Young stinkbug name: nymph
A group of stinkbugs is called: intrusion
Stinkbug classification: pentatomidae
Stinkbug class: Invertebrate
Stink bugs are small, shield-shaped bugs that typically live up to their name and emit an unpleasant odor when disrupted. Green and southern green stink bugs are bright green and measure 14.0 to 19.0 mm long. The major body regions of the green stink bug are bordered by a narrow, orange-yellow line. Brown stink bugs are dull brownish-yellow in color and 12.0 to 15.0 mm long (or roughly half an inch long). Stink bugs have some natural enemies, including several common species of birds.
The family that includes stink bugs and shield bugs is called Pentatomidae. Its eggs are elliptical (1.6 x 1.3 mm), yellow-red color with tiny spines forming fine lines. Its antennae are 5-segmented, which gives the family its scientific name. The stink bugs' wing covers look like shields. The actual odor that emits from stink bugs consist of cyanide compounds with a rotten almond scent. It is called autohaemorrhaging, and is a form of antipredator adaptation.
The Brown Marmorated Stink Bug (Halyomorpha halys) is an invasive species from Asia that is known for eating crops and infesting U.S. homes. It has wings to fly, is resistant to insecticides, and posts a threat to agriculture and is a nuisance for homeowners. These stink bugs are a relentless threat to cotton, corn, soybeans, native and ornamental trees, shrubs, vines, weeds, and many cultivated crops.
The idiomatic term stink bug is also applied to distantly related species such as Boisea trivittata, the boxelder bug, and the Eleodes sp., the pinacate beetles.
Many stink bugs and shield bugs are considered agricultural pest insects, because they can create large populations; they suck plant juices and damage crop production, and they are resistant to many pesticides.

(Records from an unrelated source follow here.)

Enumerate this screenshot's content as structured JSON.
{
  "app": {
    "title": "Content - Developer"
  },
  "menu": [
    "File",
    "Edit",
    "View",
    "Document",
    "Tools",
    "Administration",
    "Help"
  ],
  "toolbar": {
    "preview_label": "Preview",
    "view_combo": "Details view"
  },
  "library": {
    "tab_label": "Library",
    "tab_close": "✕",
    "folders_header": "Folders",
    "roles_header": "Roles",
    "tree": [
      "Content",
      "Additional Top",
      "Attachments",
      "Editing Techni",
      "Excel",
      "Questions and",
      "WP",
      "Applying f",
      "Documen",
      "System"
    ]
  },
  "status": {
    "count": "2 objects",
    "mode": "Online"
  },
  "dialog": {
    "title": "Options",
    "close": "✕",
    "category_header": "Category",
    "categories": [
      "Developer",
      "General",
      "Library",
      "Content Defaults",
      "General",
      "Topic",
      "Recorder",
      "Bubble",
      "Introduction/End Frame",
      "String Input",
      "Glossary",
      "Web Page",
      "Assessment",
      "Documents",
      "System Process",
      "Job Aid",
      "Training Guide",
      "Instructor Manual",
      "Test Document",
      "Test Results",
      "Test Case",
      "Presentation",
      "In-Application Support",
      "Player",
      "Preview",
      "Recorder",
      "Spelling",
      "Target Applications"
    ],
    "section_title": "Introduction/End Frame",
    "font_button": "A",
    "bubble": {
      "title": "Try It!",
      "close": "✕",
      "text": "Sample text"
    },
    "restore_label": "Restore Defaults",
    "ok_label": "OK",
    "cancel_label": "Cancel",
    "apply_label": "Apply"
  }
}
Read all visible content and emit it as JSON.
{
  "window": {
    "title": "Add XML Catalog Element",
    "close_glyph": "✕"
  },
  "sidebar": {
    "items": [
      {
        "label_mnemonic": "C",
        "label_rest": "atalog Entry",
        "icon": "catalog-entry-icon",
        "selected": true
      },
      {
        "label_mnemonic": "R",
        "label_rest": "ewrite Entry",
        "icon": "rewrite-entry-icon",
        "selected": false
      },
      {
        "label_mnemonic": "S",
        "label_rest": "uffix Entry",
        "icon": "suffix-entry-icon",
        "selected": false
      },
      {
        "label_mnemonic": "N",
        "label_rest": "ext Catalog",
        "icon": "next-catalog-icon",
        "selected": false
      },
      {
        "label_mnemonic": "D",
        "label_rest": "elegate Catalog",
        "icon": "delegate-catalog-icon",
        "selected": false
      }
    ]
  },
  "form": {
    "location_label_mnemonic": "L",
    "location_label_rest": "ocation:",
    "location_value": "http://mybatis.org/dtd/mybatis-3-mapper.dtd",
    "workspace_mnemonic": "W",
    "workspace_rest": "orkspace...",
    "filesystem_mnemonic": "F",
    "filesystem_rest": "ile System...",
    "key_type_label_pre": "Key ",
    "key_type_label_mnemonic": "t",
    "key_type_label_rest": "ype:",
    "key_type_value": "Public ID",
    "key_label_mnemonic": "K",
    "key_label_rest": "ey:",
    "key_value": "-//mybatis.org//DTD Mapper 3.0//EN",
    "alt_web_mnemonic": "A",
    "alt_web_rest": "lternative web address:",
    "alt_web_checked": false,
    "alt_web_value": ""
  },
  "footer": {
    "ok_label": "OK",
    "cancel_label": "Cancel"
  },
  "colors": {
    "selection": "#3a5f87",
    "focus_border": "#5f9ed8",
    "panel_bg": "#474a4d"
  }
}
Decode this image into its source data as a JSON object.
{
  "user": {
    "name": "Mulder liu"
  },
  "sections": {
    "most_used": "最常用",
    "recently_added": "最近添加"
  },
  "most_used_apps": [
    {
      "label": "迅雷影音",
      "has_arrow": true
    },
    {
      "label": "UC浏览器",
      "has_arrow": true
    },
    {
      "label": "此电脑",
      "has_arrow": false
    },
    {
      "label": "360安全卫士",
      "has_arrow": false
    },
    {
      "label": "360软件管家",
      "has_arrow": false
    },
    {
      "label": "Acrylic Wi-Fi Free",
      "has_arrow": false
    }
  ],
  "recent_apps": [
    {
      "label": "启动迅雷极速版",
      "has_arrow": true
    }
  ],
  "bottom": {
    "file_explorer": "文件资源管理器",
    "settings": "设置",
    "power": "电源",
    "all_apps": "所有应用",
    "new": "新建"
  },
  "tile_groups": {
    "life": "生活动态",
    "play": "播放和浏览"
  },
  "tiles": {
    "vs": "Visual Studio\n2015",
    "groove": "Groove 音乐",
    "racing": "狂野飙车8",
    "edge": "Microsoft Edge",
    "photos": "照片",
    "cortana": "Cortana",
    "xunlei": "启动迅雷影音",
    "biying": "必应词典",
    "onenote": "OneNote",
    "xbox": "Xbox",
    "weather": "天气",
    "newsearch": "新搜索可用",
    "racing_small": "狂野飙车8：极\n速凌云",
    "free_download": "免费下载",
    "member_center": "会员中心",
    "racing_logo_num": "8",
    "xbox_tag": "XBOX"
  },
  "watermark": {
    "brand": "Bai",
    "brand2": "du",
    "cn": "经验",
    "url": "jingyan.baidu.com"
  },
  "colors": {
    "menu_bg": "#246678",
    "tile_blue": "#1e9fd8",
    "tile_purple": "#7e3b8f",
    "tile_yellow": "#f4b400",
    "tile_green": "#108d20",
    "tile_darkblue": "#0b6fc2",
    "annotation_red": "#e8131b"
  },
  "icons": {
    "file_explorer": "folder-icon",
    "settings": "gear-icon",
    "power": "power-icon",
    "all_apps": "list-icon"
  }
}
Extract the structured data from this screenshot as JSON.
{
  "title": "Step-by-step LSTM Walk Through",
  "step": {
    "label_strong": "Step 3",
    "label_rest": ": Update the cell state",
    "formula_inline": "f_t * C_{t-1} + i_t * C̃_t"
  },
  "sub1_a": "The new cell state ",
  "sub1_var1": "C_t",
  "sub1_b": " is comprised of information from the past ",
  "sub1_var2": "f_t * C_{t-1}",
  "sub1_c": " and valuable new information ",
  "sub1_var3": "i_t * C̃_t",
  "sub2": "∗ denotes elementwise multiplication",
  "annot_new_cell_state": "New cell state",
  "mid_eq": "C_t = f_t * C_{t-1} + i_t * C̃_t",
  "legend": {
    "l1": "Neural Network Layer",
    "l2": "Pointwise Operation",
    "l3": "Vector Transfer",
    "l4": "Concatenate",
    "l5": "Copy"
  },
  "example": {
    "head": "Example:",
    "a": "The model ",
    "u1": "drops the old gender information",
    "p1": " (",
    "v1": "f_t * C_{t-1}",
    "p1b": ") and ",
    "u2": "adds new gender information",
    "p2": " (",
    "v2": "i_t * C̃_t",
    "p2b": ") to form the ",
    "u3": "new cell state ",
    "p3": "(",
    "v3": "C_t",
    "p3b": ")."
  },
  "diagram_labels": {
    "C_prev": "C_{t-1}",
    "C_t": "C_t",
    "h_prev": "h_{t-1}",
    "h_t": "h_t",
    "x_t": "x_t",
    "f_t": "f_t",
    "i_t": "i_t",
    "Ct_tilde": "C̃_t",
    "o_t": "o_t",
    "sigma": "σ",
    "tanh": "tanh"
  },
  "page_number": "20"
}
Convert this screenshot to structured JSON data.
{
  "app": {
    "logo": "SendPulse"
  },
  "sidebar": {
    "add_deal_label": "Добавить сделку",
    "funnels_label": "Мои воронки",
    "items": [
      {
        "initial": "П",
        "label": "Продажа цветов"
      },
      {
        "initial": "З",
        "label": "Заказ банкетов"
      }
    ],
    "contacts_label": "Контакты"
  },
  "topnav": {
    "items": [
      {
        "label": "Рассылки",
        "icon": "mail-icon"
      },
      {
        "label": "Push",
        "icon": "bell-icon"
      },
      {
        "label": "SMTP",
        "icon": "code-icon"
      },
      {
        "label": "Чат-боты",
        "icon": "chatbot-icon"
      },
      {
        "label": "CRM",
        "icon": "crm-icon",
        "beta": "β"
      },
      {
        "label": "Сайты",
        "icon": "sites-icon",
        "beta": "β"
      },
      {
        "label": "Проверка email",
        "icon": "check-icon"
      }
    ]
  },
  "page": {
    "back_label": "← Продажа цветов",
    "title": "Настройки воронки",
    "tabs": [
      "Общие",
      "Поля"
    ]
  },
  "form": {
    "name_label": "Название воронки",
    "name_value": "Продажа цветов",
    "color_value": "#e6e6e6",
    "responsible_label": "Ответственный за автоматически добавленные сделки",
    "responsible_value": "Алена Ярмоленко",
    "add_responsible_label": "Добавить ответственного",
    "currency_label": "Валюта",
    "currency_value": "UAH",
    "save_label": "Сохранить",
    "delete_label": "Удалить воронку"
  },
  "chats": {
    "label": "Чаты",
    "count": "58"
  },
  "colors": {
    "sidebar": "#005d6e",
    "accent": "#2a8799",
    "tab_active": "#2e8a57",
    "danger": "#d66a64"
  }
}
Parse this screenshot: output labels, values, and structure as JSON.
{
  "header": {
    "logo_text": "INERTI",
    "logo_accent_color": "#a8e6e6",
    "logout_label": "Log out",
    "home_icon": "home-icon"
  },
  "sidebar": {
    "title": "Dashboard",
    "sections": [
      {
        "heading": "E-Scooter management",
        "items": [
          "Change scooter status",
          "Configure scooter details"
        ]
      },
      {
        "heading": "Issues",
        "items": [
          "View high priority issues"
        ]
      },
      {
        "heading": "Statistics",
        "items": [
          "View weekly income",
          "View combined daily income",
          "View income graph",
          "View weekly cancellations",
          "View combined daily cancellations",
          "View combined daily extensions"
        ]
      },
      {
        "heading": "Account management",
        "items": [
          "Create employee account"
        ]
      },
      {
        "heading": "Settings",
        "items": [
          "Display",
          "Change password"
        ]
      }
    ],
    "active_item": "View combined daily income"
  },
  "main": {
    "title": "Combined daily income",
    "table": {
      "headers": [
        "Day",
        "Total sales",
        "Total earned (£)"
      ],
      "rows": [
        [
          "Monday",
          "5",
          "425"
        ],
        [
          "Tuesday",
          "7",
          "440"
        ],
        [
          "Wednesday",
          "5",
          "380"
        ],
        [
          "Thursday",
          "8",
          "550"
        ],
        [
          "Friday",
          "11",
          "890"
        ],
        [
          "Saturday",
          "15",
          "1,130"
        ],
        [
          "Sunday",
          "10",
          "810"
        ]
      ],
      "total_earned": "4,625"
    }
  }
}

However, some genera of Pentatomidae are considered highly beneficial; the anchor bug, which can be distinguished by the red-orange anchor shape on the adult, is one example. It is a predator of other insects, especially Mexican bean beetles, Japanese beetles, and other pest insects.
In the British Isles there are 33 species of shield bugs belonging to the super-family Pentatomoidea, 32 of which are native and 1 which is considered to be newly naturalised. Of these 32 species, 17 belong in the family Pentatomidae. Stink bugs hibernate in the winter.
What do you call a baby stinkbug?
Answer: A baby stinkbug is called a nymph.
What do you call a group of stinkbugs?
Answer: A group of stinkbugs are called a intrusion.
Question: What is the scientific classification of a stinkbug?
Answer: A stinkbug has the scientific classification of pentatomidae.
Question: What class is a stinkbug in?
Answer: A stinkbug is in the invertebrate class.